» **TASK TO COMPLETE**:
Lines containing "desc" should be pulled from the material below.

» **AVAILABLE DATA**:
####################

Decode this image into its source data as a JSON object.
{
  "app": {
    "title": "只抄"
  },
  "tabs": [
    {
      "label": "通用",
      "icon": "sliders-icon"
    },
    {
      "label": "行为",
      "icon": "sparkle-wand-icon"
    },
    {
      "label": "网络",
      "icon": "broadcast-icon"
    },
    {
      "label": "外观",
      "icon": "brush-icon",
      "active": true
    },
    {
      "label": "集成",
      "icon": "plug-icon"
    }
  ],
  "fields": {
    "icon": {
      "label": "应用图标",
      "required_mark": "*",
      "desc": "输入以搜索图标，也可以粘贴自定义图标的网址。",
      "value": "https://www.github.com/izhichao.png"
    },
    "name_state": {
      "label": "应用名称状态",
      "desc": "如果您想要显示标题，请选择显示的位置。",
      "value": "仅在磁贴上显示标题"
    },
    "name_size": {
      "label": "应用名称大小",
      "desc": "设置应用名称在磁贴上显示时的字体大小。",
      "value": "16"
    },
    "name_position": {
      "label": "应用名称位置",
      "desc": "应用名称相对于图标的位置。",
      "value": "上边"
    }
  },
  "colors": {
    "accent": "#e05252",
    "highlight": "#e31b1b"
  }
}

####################

» **EXPECTED ANSWER**:
      "desc": "输入以搜索图标，也可以粘贴自定义图标的网址。",
      "desc": "如果您想要显示标题，请选择显示的位置。",
      "desc": "设置应用名称在磁贴上显示时的字体大小。",
      "desc": "应用名称相对于图标的位置。",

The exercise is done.